    • DIS Architecture and Design Spring 2013 Fall 2012 Contemporary European Architectural Theories Day Date Session Time Topic Fr Apr 12 19 10:05-11:25 Architectural Theory deals with ... Urbanism Architectural Readings: • Works by Aldo Rossi, Rem Koolhaas, Oswald Mathias Ungers, Rob Krier, Leon Krier, and others.
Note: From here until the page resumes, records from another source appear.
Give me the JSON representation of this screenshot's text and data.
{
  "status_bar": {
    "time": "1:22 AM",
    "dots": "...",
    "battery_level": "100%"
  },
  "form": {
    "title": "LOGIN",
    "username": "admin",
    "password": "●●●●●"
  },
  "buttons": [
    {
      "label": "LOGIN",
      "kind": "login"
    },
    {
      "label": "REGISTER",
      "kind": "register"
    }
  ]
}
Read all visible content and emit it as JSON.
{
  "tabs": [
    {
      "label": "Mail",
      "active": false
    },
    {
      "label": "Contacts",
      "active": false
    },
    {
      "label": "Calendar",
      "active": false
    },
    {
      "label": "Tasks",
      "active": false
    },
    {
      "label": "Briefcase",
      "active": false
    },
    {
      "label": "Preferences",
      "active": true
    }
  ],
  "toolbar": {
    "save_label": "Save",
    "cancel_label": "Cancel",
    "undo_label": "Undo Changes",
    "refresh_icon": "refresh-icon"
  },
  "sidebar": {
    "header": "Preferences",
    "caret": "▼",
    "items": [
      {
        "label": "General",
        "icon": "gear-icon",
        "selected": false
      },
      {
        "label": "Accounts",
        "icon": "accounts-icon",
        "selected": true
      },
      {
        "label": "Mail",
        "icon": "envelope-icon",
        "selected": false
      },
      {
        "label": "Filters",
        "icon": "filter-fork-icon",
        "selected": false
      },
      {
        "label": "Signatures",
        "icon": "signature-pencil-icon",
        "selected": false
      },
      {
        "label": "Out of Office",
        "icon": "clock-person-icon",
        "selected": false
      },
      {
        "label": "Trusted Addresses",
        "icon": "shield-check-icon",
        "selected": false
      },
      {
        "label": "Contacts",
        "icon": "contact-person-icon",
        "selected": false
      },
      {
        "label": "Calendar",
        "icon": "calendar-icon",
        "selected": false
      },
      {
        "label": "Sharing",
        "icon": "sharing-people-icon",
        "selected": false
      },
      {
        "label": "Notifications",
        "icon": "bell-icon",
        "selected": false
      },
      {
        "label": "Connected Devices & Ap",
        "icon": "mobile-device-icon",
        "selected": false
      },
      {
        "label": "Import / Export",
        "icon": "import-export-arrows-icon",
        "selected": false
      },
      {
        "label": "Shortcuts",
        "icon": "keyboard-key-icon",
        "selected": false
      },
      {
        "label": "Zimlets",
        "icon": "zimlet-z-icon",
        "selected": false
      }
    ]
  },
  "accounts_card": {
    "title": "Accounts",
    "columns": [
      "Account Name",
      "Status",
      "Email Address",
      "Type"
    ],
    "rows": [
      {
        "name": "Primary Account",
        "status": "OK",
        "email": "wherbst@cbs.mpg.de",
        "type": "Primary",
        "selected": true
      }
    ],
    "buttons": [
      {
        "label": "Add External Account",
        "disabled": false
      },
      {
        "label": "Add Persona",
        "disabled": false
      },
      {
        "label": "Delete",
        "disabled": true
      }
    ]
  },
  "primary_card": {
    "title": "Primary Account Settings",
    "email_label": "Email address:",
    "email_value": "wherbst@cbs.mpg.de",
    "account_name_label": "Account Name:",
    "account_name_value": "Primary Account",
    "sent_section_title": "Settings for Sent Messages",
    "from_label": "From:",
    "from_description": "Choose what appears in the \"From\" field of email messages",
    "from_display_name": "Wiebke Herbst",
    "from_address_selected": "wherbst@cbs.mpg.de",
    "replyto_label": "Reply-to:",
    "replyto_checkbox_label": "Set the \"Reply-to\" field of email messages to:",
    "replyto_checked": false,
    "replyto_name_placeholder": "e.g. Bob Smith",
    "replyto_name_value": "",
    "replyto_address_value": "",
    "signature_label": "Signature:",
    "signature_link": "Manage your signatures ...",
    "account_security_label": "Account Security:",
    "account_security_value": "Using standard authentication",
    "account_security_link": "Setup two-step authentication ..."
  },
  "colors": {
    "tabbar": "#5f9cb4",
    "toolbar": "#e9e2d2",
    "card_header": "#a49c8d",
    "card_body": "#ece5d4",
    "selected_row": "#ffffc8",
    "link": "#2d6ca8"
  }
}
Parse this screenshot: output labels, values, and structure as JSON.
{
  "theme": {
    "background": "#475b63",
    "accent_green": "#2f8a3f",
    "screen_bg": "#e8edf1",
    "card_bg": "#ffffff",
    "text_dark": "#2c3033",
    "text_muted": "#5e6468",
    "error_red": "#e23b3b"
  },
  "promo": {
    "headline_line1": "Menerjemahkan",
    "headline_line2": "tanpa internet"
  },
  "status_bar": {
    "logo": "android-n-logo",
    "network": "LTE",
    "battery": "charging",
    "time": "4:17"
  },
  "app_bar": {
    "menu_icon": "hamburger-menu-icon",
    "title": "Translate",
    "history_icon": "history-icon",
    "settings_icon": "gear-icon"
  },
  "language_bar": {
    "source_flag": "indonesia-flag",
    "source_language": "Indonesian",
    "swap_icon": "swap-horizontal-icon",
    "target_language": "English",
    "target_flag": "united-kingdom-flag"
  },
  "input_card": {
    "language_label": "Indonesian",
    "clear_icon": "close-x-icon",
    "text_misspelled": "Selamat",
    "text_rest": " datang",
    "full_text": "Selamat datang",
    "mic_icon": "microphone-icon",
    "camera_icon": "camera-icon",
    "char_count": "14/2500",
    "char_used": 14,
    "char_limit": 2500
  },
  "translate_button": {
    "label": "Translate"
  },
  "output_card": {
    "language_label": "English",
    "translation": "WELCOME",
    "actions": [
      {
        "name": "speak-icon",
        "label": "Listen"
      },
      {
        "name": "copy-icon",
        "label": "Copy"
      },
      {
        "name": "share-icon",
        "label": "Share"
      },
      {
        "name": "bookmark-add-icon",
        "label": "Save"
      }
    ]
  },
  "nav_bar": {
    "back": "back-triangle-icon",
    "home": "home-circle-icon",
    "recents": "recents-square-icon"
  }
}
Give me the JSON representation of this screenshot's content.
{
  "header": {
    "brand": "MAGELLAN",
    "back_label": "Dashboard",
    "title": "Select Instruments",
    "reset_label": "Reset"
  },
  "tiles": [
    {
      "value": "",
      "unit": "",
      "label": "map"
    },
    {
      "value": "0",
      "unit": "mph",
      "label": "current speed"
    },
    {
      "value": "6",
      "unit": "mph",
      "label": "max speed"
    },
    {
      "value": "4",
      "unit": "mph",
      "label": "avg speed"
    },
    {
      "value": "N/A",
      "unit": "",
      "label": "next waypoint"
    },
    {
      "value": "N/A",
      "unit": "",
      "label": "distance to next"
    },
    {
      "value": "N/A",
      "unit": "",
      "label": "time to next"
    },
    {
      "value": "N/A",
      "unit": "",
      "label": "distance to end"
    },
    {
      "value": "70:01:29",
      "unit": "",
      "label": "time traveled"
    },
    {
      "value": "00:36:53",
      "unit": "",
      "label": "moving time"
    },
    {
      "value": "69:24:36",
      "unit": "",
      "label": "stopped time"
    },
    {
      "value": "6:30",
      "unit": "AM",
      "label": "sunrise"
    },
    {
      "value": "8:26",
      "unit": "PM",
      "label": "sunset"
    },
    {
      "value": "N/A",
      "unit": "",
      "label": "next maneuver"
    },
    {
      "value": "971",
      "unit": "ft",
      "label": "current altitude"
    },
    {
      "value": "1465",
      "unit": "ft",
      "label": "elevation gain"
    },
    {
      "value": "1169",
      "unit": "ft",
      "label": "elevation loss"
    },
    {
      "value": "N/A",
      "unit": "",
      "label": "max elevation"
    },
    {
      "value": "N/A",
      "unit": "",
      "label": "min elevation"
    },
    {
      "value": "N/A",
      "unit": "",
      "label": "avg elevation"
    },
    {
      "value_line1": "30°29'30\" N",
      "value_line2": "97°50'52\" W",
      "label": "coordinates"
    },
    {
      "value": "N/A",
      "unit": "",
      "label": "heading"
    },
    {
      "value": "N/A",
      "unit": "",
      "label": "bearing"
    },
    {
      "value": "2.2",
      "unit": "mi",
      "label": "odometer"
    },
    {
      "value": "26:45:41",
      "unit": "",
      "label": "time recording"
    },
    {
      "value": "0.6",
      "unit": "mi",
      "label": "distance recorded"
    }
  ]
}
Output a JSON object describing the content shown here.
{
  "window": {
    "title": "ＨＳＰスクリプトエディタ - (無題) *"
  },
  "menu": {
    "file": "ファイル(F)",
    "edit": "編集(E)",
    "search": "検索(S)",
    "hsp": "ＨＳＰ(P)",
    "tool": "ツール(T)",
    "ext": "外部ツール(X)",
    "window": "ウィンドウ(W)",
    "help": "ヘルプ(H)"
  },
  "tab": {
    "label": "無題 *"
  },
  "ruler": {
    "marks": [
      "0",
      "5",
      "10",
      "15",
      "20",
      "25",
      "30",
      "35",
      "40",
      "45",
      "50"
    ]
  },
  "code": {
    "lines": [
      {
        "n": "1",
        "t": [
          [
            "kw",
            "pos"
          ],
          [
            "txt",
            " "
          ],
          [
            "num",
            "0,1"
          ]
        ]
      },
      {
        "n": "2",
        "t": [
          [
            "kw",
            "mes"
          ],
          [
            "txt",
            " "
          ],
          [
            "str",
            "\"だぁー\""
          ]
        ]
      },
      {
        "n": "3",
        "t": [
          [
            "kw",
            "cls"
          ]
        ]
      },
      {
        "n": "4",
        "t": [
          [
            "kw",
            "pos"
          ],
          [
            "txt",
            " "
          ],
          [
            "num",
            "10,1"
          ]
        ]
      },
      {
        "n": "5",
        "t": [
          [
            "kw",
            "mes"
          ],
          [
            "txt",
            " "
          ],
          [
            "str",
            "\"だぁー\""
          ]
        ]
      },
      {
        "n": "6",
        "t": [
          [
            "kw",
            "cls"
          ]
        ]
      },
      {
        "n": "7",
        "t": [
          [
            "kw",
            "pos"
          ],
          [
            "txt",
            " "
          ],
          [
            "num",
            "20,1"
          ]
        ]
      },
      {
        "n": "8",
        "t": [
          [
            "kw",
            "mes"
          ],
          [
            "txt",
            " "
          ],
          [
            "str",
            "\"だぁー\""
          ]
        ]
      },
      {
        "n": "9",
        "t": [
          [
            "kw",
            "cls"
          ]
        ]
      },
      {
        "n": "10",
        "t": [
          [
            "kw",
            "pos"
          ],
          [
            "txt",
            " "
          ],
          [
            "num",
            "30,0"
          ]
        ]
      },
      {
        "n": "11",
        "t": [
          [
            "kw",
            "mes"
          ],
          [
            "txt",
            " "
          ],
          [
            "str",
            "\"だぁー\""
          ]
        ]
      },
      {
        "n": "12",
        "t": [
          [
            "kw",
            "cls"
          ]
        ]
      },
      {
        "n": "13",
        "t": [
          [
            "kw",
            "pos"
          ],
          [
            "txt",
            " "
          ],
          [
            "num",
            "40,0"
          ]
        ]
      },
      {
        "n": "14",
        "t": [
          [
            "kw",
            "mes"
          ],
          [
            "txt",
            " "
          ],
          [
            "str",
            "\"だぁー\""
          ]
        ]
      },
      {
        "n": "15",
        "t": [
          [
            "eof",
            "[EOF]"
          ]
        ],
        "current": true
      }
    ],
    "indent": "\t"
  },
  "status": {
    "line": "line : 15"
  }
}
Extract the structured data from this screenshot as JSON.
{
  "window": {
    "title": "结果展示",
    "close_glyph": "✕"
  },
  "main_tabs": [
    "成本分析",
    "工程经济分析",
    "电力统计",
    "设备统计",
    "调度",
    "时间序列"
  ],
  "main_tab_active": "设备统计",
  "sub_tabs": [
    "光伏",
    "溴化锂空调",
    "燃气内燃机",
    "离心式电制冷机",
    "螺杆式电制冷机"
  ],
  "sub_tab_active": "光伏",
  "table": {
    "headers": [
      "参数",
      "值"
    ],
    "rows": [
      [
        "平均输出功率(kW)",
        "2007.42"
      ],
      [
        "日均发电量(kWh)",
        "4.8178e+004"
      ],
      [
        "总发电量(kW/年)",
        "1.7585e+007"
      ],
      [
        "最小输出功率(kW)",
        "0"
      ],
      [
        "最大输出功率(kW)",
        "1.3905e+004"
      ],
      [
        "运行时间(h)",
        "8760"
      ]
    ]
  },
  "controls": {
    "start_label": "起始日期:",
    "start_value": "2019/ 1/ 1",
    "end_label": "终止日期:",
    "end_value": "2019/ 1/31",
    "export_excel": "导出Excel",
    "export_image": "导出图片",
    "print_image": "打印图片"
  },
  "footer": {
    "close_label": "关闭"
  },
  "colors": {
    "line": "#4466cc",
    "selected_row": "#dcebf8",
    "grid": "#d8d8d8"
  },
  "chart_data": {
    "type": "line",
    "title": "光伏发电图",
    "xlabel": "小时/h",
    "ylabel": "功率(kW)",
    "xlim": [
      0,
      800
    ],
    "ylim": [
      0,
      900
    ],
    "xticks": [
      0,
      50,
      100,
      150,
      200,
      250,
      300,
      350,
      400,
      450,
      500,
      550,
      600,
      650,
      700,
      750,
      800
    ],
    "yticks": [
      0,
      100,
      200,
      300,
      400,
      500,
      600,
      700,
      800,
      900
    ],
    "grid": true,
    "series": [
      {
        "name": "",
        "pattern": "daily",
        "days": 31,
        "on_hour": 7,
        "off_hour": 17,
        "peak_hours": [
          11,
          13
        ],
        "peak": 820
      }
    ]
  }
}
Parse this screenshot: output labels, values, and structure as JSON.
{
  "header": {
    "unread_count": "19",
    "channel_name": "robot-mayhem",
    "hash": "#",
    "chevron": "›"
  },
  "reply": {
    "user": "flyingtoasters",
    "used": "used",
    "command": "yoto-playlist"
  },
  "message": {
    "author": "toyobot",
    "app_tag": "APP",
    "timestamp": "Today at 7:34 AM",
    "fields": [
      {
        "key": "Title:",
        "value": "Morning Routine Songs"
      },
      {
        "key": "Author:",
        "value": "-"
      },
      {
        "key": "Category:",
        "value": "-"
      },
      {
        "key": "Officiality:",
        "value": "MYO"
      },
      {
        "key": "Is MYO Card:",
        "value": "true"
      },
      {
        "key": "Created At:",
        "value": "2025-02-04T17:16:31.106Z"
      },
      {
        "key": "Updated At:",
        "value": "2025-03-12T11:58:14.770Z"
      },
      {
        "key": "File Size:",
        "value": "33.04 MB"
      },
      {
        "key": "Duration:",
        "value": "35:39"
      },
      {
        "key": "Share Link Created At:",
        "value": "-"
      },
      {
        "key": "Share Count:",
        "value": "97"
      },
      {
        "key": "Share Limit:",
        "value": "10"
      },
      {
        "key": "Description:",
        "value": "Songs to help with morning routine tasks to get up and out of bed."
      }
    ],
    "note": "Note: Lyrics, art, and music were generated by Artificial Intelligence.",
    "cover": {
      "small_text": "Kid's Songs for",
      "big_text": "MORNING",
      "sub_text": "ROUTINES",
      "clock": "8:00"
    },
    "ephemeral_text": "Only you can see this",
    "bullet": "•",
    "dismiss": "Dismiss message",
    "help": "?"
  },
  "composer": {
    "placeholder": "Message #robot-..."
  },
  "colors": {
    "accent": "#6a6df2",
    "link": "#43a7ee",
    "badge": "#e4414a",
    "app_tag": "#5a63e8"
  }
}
Apr 13 - 21 Travel Break Tu Apr 23 20 10:05-11:25 THEMATIC OVERVIEW cont’d This part delves deeper into a series of recurring themes that have shaped European architectural theories in the past five decade Architectural Theory deals with ... Meaning Required Reading: • Kenneth Frampton: Rappel á l’ordre, the Case for the Tectonic, 1990, in Nesbi , pp. 516-528 • Kenneth Frampton: Seven Points for the Millennium - An Un mely Manifesto, 1999, keynote address UIA Conference, Beijing. • Simon Guy and Graham Farmer: Contested Construc ons - The Compe ng Logics of Green Buildings and ethic, in Ethics and the Built Environment, ed. by Warwick Fox, London, 2000, pp. 73-87 • Sylvia Lavin: Prac ce Makes Perfect, in Construc ng a New Agenda - Architectural Theory 1993-2009, ed. by A. Krista Sykes, New York, 2010, pp. 449-459 Tu Apr 30 21 10:05-11:25 Architectural Theory deals with ... Meaning Architectural Readings: • Tony Fre on, Jean Nouvel, Ken Yeang, Renzo Piano, Norman Foster, and others. Fri May 03 22 10:05-11:25 CODA Theory a er the Contemporary Required Reading: • Reinhold Mar n: Cri cal of What? Toward a Utopian Realism, 2005, in Construc ng a New Agenda - Architectural Theory 1993-2009, ed. by A. Krista Sykes, New York, 2010, pp. 346-362 • Christopher Hight: Meet the New Boss - A er the Death of Theory, in Theore cal Meltdown, AD Architectural Design, January 2009 • George Baird: “Cri cality” and Its Discontents, in Harvard Design Magazine, Fall 2004/Winter 2005, number 21, pp. 1-6 Tue May 07 23 10:05-11:25 Theory a er the Contemporary - course conclusion Fri May 17 Deadline for hand-in of Cri cal Case Study Assignment. Send by email to byensojne@gmail.com no later than Friday 17 May 23:59. Schedule subject to change with as much no ce as possible. All future edits to the syllabus will be made on Blackboard only.8 8